FOR IMMEDIATE RELEASE
Wednesday, May 26 at 5:00 a.m. EDT
Full report, appendix and video interview with report author available at this link.
AS U.S. VEHICLE TRAVEL REBOUNDS TO NEAR PRE-PANDEMIC LEVELS, 15 STATES HAVE EXCEED PRE-COVID LEVELS; NEW REPORT EXAMINES COVID-19 IMPACT AND CURRENT TRENDS IN VEHICLE TRAVEL, COMMUTING, DAILY TRIPS, E-COMMERCE, CONGESTION AND FUTURE TRAVEL TRENDS.
Washington, DC – As the summer travel season begins and the U.S. continues to emerge from the COVID-19 pandemic, vehicle travel has returned to near pre-pandemic levels and has surpassed pre-COVID levels in 15 states, according to a new report released today by TRIP, a Washington, DC based national transportation research nonprofit.
The TRIP report, “Transportation Impact and Implications of COVID-19,” finds that, while U.S. vehicle miles of travel (VMT) bottomed out in April 2020 at a level 40 percent below that in April 2019, by March 2021, VMT had rebounded to just three percent below March 2019 levels (the most recent March not impacted by the COVID-19 pandemic). In fact, by March 2021, vehicle travel in 15 states had surpassed VMT rates in March 2019. The chart below shows the 15 states with the highest rate of growth in VMT between March 2019 and March 2021. The report’s appendix includes vehicle travel data for each state for March 2019, April 2020 and March 2021.
The COVID-19 pandemic also altered weekday traffic congestion patterns. While vehicle travel and congestion were drastically reduced in the early stages of the pandemic, by early Spring 2021, evening rush hours had largely returned to pre-pandemic levels, while morning rush hours continue to be reduced and mid-day traffic volumes remain higher than before the pandemic. An April 2021 report from INRIX found that evening rush hours in 45 of the nation’s 100 largest metro areas have returned to pre-pandemic levels, while morning rush hour traffic levels have returned to only five of the 100 largest metro areas.
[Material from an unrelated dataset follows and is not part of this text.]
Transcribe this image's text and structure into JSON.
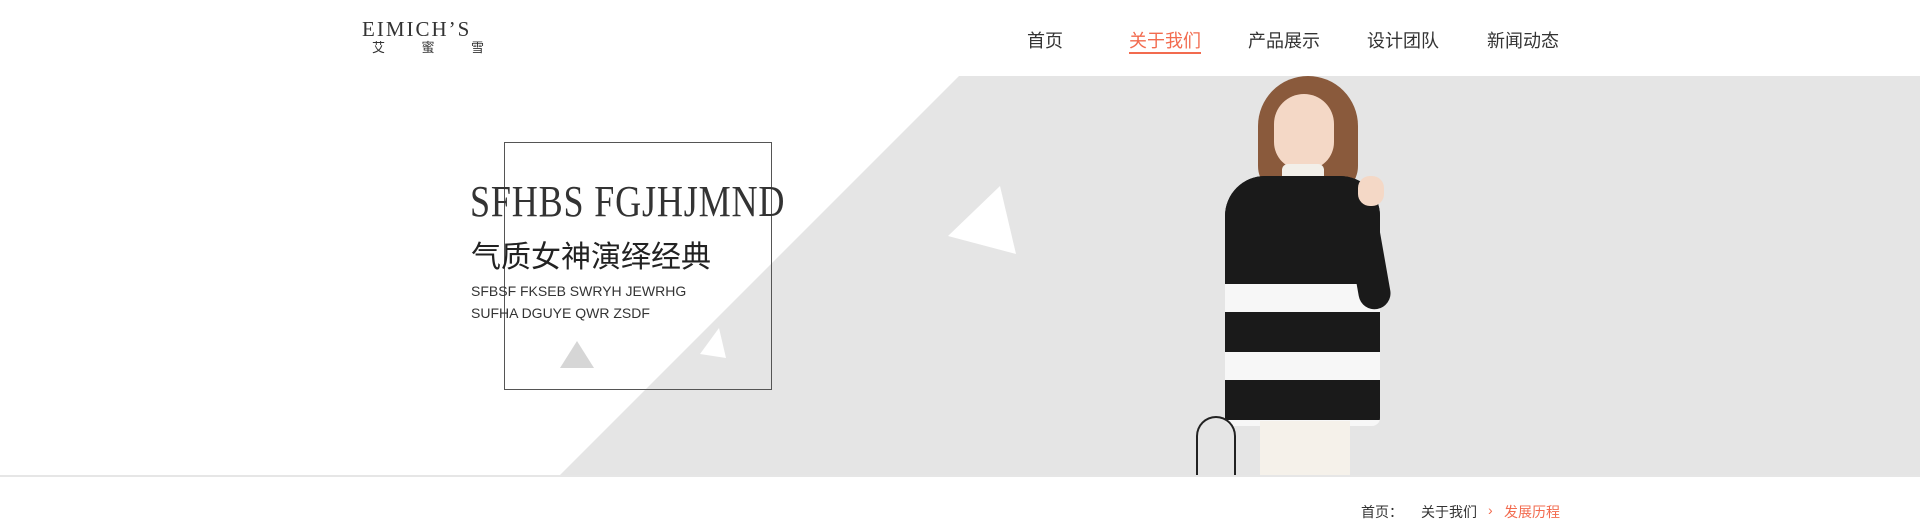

Estimates by the U.S. Bureau of Transportation Statistics (BTS) show that the share of Americans who report staying home and avoiding any trips has also returned nearly to pre-pandemic levels – from 21 percent in April 2019 to a peak of 29 percent in April 2020 and back to 22 percent in March 2021. BTS also has found that the total number of daily trips, defined as a trip that included at least one destination that resulted in a stop of at least 10 minutes, declined by 38 percent between April 2019 and April 2020. But by March 2021 the total number of daily trips had rebounded to only 12 percent below that in April 2019. The appendix of the TRIP report includes state-by-state data for the share of population staying home and average daily trips for April 2019, April 2020 and March 2021.
The use of e-commerce, largely for home deliveries, has continued to increase during the pandemic. During the last quarter of 2019, e-commerce’s share of U.S. retail sales was 13 percent. E-commerce’s share of U.S. retail sales increased to 15 percent by the second quarter of 2020 and reached 16 percent by the fourth quarter of 2020, double the eight percent share in 2015.
Both employers and employees have largely found remote working to be positive and are likely to support a significant share of work post-pandemic continuing to be from home, further impacting travel trends and migration trends. In 2018, five percent of U.S. workers were working from home. By September 2020, workers in 58 percent of U.S. households that had at least one employed member reported that they had substituted some or all of their in-person work for tele-work, a share that increased to 62 percent in March 2021. In addition to altering commuting patterns, the likelihood that remote work will continue to untether a significant share of workers is also anticipated to result in a significant migration of Americans who, given greater geographic freedom, will tend to move from areas with higher density and housing costs to areas with lower density and housing costs.
The TRIP report finds that transportation policy post-pandemic will need to be flexible to reflect emerging trends. Post-pandemic factors that are likely to impact U.S. travel patterns include reductions in commuting, business travel, and in-person meetings; increased use of e-commerce and tele-medicine; and, evolving preferences for travel modes due to relative changes in the competitive attributes of travel options, such as increased auto use due to increased highway reliability or additional parking availability.
“While future transportation trends in a post-COVID-19 world will likely take several years to fully emerge, we already see that vehicle travel is almost back to pre-pandemic levels – it is already higher in 15 states,” said Dave Kearby, TRIP’s executive director. “Meeting the nation’s post-COVID-19 mobility needs will require that increased federal and state transportation funding provide state and local governments the flexibility to determine how best to improve their transportation system.”